Working for myself gives me the flexibility to be able to spend time with my boys as well as interact with their schools and Nursery. This sounds perfect, but occasionally a fly enters the ointment and the Working Mum’s guilt kicks in; something that goes alongside being a parent.
For the past two months my three year old has become quite clingy and very upset at Nursery drop off time. It would start when he woke up and claimed that he didn’t like it and didn’t want to go. This continued on the car journey and ended with me in tears as he screamed and I walked away; the age old dilemna of the working parent, vowing not to turn around and catch your child’s eye as they sob and screamed your name in a way that made you feel as though you are offering them up to some wicked child eating God and would never see them again. Working mum’s guilt.
Each day it would take me roughly an hour after I’d dropped him off to calm down and feel less traumatized, and I’m sure you will not be surprised that it took him around 4 minutes to recover and become engrossed it playing with his little friends and forgetting all about his tearful mummy.
During this awful period which I’m sure almost every working parent goes through at some time, I tried every tactic I knew in the book; for crying out loud, he is child number three, surely by now I should be hardened to this and know it’s a phase?! Well no, it appears not, in actual fact the mothers guilt in my experience does not appear to ease with subsequent children and there were days I did question whether I should be working at all. Working mum’s guilt.
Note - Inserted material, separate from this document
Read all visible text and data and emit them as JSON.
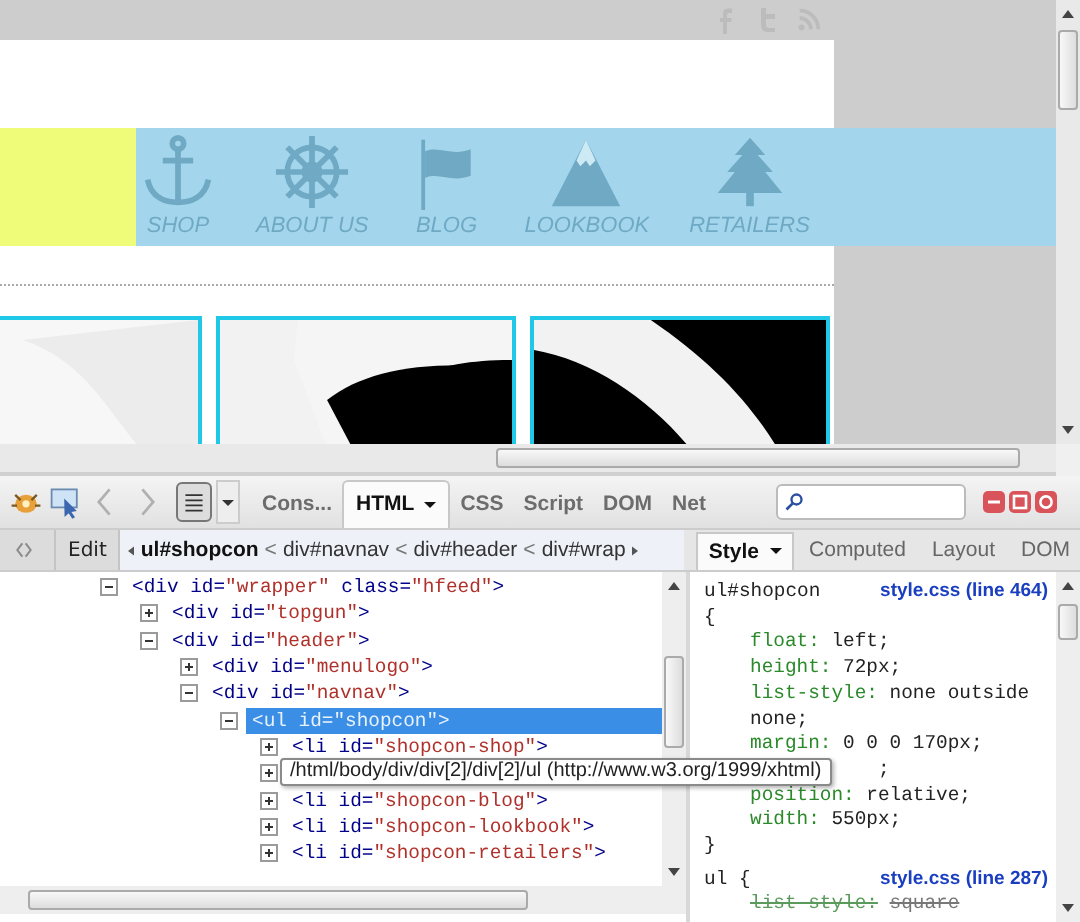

The light bulb moment for me came one day two weeks ago when my Mother in law took him. The next day I was reliably informed by her, Nursery and said three year old that not one tear was shed. The following day, my husband took him and again no tears.
For a further week we completely re jigged the morning routine so that my husband could take him and each day no tears.
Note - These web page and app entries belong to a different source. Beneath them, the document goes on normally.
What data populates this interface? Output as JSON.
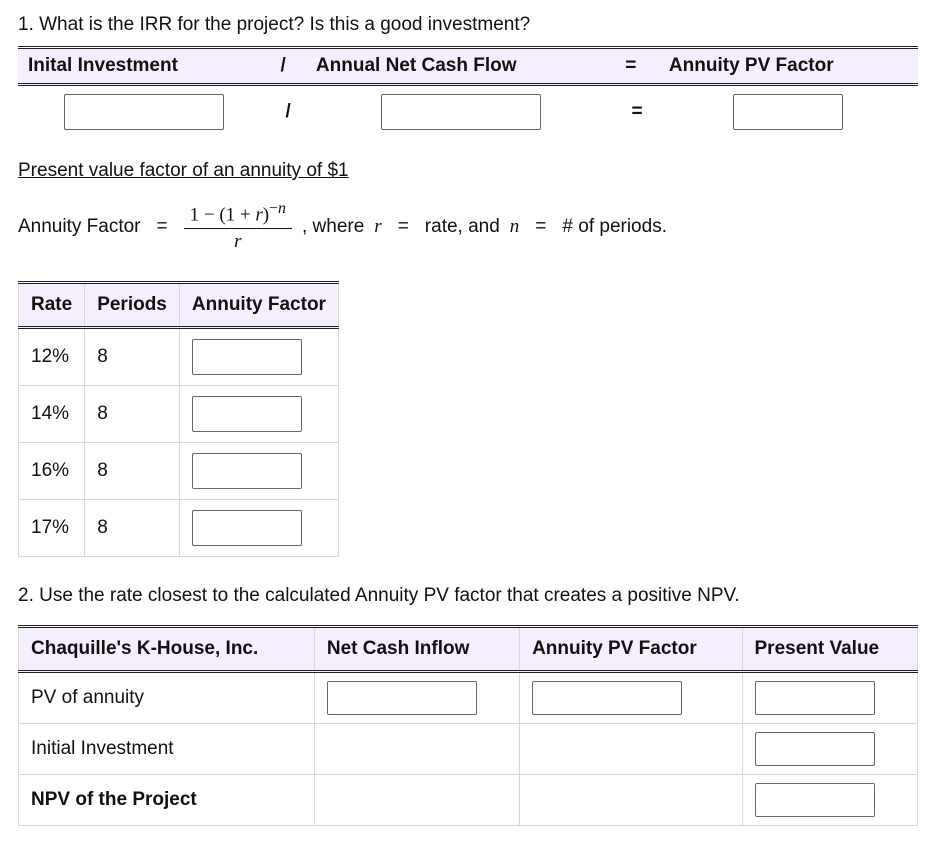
{
  "q1": "1. What is the IRR for the project? Is this a good investment?",
  "tbl1": {
    "h1": "Inital Investment",
    "op1": "/",
    "h2": "Annual Net Cash Flow",
    "op2": "=",
    "h3": "Annuity PV Factor",
    "row_op1": "/",
    "row_op2": "="
  },
  "formula": {
    "title": "Present value factor of an annuity of $1",
    "lhs": "Annuity Factor",
    "eq1": "=",
    "num_prefix": "1 − (1 + ",
    "num_r": "r",
    "num_suffix": ")",
    "exp_prefix": "−",
    "exp_n": "n",
    "den": "r",
    "comma_where": ", where ",
    "r_var": "r",
    "eq2": "=",
    "rate_txt": "rate, and ",
    "n_var": "n",
    "eq3": "=",
    "periods_txt": "# of periods."
  },
  "tbl2": {
    "h1": "Rate",
    "h2": "Periods",
    "h3": "Annuity Factor",
    "rows": [
      {
        "rate": "12%",
        "periods": "8"
      },
      {
        "rate": "14%",
        "periods": "8"
      },
      {
        "rate": "16%",
        "periods": "8"
      },
      {
        "rate": "17%",
        "periods": "8"
      }
    ]
  },
  "q2": "2. Use the rate closest to the calculated Annuity PV factor that creates a positive NPV.",
  "tbl3": {
    "h1": "Chaquille's K-House, Inc.",
    "h2": "Net Cash Inflow",
    "h3": "Annuity PV Factor",
    "h4": "Present Value",
    "rows": [
      {
        "label": "PV of annuity",
        "bold": false,
        "has_ci": true,
        "has_af": true,
        "has_pv": true
      },
      {
        "label": "Initial Investment",
        "bold": false,
        "has_ci": false,
        "has_af": false,
        "has_pv": true
      },
      {
        "label": "NPV of the Project",
        "bold": true,
        "has_ci": false,
        "has_af": false,
        "has_pv": true
      }
    ]
  }
}
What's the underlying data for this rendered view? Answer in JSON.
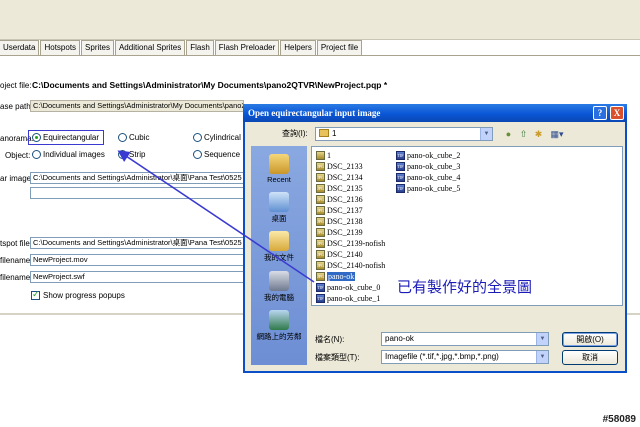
{
  "tabs": [
    "Userdata",
    "Hotspots",
    "Sprites",
    "Additional Sprites",
    "Flash",
    "Flash Preloader",
    "Helpers",
    "Project file"
  ],
  "form": {
    "project_file_label": "oject file:",
    "project_file_value": "C:\\Documents and Settings\\Administrator\\My Documents\\pano2QTVR\\NewProject.pqp *",
    "base_path_label": "ase path:",
    "base_path_value": "C:\\Documents and Settings\\Administrator\\My Documents\\pano2",
    "panorama_label": "anorama:",
    "panorama_options": [
      "Equirectangular",
      "Cubic",
      "Cylindrical"
    ],
    "object_label": "Object:",
    "object_options": [
      "Individual images",
      "Strip",
      "Sequence"
    ],
    "image_label": "ar image:",
    "image_value": "C:\\Documents and Settings\\Administrator\\桌面\\Pana Test\\0525",
    "output_label": "tspot file:",
    "output_value": "C:\\Documents and Settings\\Administrator\\桌面\\Pana Test\\0525",
    "mov_label": "filename:",
    "mov_value": "NewProject.mov",
    "swf_label": "filename:",
    "swf_value": "NewProject.swf",
    "popups_label": "Show progress popups"
  },
  "dialog": {
    "title": "Open equirectangular input image",
    "help_button": "?",
    "close_button": "X",
    "lookin_label": "查詢(I):",
    "lookin_value": "1",
    "places": [
      "Recent",
      "桌面",
      "我的文件",
      "我的電腦",
      "網路上的芳鄰"
    ],
    "files_col1": [
      "1",
      "DSC_2133",
      "DSC_2134",
      "DSC_2135",
      "DSC_2136",
      "DSC_2137",
      "DSC_2138",
      "DSC_2139",
      "DSC_2139-nofish",
      "DSC_2140",
      "DSC_2140-nofish",
      "pano-ok",
      "pano-ok_cube_0",
      "pano-ok_cube_1"
    ],
    "files_col2": [
      "pano-ok_cube_2",
      "pano-ok_cube_3",
      "pano-ok_cube_4",
      "pano-ok_cube_5"
    ],
    "selected_file": "pano-ok",
    "filename_label": "檔名(N):",
    "filename_value": "pano-ok",
    "filetype_label": "檔案類型(T):",
    "filetype_value": "Imagefile (*.tif,*.jpg,*.bmp,*.png)",
    "open_button": "開啟(O)",
    "cancel_button": "取消"
  },
  "annotation": "已有製作好的全景圖",
  "watermark": "#58089",
  "colors": {
    "title_bar": "#0a56d6",
    "annotation": "#1b1bb8",
    "selection": "#316ac5"
  }
}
Then a pinch point; the day arrive when there was only ME left to do the dreaded nursery drop off and I soon realised he knew which buttons to press. As soon as he knew it was me taking him it began: ‘I don’t like nursery, I want to stay at home with you Mummy’ it continued in the car, but this time I was ready!
I pulled myself together and instead of negotiating with him when we arrived; trying to explain how Mummy has to go to work and I wouldn’t be long, my reply that day was ‘Henry, you DO like Nursery because yesterday when I collected you, you didn’t want to leave and you told me how much you love it’. All he said was ‘OH!’ and then he gave me a kiss and a cuddle and off he went to play with his little friends and didn’t even look back.
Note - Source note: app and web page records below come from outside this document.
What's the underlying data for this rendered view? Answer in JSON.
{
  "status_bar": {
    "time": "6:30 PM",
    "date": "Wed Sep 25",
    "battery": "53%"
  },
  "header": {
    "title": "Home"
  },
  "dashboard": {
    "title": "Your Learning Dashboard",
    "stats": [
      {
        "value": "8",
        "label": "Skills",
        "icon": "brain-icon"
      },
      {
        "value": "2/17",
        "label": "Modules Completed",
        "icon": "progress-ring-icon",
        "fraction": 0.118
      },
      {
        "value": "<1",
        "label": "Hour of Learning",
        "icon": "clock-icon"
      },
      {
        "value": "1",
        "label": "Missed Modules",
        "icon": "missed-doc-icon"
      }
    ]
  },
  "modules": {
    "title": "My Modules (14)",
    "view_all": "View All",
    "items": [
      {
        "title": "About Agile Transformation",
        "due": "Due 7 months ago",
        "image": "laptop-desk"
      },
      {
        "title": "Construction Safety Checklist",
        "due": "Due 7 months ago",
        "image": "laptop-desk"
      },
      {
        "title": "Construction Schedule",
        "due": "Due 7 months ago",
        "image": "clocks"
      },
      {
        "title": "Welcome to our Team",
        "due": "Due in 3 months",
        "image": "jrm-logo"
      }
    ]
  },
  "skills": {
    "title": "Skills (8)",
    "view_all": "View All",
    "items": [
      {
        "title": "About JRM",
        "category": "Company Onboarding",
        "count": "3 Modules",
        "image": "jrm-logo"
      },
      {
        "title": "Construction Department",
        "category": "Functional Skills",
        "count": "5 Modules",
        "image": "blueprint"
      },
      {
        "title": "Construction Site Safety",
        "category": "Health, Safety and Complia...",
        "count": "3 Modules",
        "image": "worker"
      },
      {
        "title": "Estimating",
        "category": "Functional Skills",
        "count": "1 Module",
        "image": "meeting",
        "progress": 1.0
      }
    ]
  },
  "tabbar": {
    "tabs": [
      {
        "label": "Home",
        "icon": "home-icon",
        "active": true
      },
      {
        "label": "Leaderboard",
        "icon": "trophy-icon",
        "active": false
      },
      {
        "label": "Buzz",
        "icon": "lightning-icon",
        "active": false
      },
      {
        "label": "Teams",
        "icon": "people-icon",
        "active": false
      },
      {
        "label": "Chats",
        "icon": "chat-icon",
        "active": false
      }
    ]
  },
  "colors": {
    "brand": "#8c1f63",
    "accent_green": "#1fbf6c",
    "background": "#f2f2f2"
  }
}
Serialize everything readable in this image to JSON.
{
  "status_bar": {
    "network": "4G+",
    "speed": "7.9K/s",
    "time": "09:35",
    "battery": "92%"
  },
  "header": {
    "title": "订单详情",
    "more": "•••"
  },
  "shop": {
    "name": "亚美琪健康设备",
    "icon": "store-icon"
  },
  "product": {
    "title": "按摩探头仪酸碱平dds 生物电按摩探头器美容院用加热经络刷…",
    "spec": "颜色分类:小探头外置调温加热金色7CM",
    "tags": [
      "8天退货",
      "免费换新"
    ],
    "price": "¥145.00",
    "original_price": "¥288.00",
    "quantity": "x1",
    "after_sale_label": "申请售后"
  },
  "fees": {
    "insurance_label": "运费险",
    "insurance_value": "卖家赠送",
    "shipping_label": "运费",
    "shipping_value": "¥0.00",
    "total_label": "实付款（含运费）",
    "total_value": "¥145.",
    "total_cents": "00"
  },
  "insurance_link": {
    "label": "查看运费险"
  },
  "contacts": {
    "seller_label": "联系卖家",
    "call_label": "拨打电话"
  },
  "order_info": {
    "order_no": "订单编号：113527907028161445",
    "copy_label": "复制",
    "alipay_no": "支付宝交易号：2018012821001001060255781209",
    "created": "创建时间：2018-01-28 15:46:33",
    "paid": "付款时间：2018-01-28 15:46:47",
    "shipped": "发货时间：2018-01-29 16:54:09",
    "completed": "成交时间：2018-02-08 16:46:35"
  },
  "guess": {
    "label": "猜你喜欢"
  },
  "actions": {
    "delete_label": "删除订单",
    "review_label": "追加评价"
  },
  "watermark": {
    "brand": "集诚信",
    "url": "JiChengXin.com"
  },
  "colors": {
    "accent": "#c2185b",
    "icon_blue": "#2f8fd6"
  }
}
Thankfully like most things with children it was a phase, but that knowledge and my experience with my other children did not prevent me from doubting my ability as a mother and my choice to work and run my own business.
I wonder what the next guilt trip will be, I’ve only been at it 9 years, I dread to think what’s to come.